"We've not been able to find a lot of big customers that are willing to bank on Iceland yet," said Brech, the Green Grid board member, who is also an IBM engineer.

"We've been in the driver's seat all these years trying to sell this data center [space] to foreign companies," said Tómasson. "They always have us on the monitor ... to see the progress."

Green Earth Data has set up shop in Europe and the United States to link clients to Thor Data Center.

"It's an education thing," said Olafsson, the CEO, in an interview at his office in Washington, D.C. "We've got to get out and market and do more PR. It's like anything that's new. People don't know about it."

Once they do, he says, "we would like to think it's a no-brainer."

But supply-chain infrastructure is still missing, cautions Jack Pouchet, another Green Grid board member, who is also director of energy initiatives at Emerson Network Power. Data centers need a steady, reliable flow of new equipment and service.

"A data center is a living, breathing animal," he said. "There are things coming in and out every day."

He also pointed to natural disasters as added risk factors in Iceland. Tough building standards can protect against earthquakes, he said, but volcanoes can cause the country to grind to a halt, as seen during the 2010 eruption in southern Iceland.

Tómasson counters that the volcano and earthquake activity is well-mapped, and data centers and power plants are located strategically with those risks in mind.

In all, he said, the country has been primed. "This is the year of the takeoff," he added. "We'll be getting more and more interest. I only see this as the beginning.

Big dreams about the big names
Brech says Tómasson may well be right, but he's going to wait and see.

"Once there are a couple big-name data centers that make the step, I think you'll see several more follow," he said. "It needs that first big example to start a little bit of a snowball."

In the United States, clean-sourced data centers have less momentum. Renewables here are intermittent, which would not suit data centers' constant needs. And facilities are linked to an electric grid that contains a mix of energy sources. In a standard grid, it would be impossible to ensure that a particular data center was being fed only renewable energy.

Microsoft, Google, Facebook and others are in an undeclared race to build the most energy-efficient data center in the United States. They are clustering in places like western North Carolina and eastern Oregon where coal, natural gas and nuclear run the show.

But they are also pouring resources into state-of-the-art servers, heating and cooling equipment, and ventilation to lower electricity needs (ClimateWire, Aug. 10).

Impressive, says Olafsson, but Iceland can one-up them.

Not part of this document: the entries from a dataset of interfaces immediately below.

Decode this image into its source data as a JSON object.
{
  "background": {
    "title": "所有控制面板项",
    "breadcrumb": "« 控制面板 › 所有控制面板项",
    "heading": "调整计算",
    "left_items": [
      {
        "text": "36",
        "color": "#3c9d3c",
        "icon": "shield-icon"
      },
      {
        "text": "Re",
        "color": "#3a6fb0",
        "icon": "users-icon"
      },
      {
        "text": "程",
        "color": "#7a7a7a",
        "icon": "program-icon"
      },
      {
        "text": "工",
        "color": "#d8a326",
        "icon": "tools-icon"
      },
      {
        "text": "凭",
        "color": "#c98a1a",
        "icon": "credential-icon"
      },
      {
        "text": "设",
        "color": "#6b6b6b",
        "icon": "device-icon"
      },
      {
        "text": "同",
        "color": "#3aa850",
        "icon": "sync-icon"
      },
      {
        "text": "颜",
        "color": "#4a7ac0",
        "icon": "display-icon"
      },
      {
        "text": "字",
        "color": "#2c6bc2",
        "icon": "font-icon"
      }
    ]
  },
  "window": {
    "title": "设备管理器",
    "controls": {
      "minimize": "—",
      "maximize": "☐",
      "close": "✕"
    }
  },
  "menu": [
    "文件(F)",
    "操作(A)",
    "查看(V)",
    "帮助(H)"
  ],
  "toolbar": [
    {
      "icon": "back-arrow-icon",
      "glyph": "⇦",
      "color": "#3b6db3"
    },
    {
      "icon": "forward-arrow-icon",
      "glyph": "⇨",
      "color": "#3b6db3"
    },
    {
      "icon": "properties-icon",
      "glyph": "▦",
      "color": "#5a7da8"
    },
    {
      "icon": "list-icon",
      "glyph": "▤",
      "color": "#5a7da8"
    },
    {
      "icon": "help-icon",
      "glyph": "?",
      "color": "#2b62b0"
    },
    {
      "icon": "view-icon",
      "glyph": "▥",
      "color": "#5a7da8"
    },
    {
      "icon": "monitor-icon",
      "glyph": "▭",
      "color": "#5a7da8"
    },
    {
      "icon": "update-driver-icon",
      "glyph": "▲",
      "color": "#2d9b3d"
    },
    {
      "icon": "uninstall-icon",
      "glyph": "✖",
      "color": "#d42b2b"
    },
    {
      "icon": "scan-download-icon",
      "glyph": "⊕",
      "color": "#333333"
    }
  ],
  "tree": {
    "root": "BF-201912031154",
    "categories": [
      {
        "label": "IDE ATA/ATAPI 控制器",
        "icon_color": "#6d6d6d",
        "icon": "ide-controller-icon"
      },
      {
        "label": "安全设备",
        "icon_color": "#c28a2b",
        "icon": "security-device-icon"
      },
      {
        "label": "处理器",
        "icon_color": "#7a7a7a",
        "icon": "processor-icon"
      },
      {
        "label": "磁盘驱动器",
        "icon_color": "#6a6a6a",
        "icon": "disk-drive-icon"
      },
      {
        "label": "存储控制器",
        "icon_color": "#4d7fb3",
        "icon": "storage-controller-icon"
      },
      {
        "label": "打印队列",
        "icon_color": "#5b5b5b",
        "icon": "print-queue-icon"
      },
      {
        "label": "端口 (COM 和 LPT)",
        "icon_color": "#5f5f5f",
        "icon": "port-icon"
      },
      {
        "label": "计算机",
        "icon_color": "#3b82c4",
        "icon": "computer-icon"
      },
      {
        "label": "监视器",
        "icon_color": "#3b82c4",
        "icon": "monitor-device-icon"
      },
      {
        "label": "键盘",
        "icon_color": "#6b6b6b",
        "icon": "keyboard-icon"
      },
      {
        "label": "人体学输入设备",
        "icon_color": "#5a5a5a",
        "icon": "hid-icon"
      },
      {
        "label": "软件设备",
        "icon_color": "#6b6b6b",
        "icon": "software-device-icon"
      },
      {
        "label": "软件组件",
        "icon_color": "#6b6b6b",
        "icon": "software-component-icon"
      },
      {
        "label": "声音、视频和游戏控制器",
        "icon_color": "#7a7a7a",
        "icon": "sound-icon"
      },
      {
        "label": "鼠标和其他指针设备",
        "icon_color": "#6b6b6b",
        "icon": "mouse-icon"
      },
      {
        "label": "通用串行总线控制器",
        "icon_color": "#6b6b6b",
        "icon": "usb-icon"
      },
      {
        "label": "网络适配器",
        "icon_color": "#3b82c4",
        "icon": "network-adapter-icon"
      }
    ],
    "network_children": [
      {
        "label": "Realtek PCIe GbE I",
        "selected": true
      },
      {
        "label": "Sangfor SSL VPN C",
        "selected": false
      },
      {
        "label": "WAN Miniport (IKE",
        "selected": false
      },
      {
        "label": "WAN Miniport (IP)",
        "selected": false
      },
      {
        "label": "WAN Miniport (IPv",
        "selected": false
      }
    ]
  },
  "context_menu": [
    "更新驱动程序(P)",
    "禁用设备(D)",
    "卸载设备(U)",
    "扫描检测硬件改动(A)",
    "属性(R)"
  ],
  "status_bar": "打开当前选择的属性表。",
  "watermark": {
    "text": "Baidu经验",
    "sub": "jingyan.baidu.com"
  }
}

"So they're saying, 'Oh, our processors are 20 percent cleaner.' Well, the real fix is using clean energy," he said. "Then they won't have to worry about how much energy they use."

Olafsson perhaps optimistically estimates that 5 to 10 percent of the world's data will someday flow through Iceland.

Reprinted from Climatewire with permission from Environment & Energy Publishing, LLC., 202-628-6500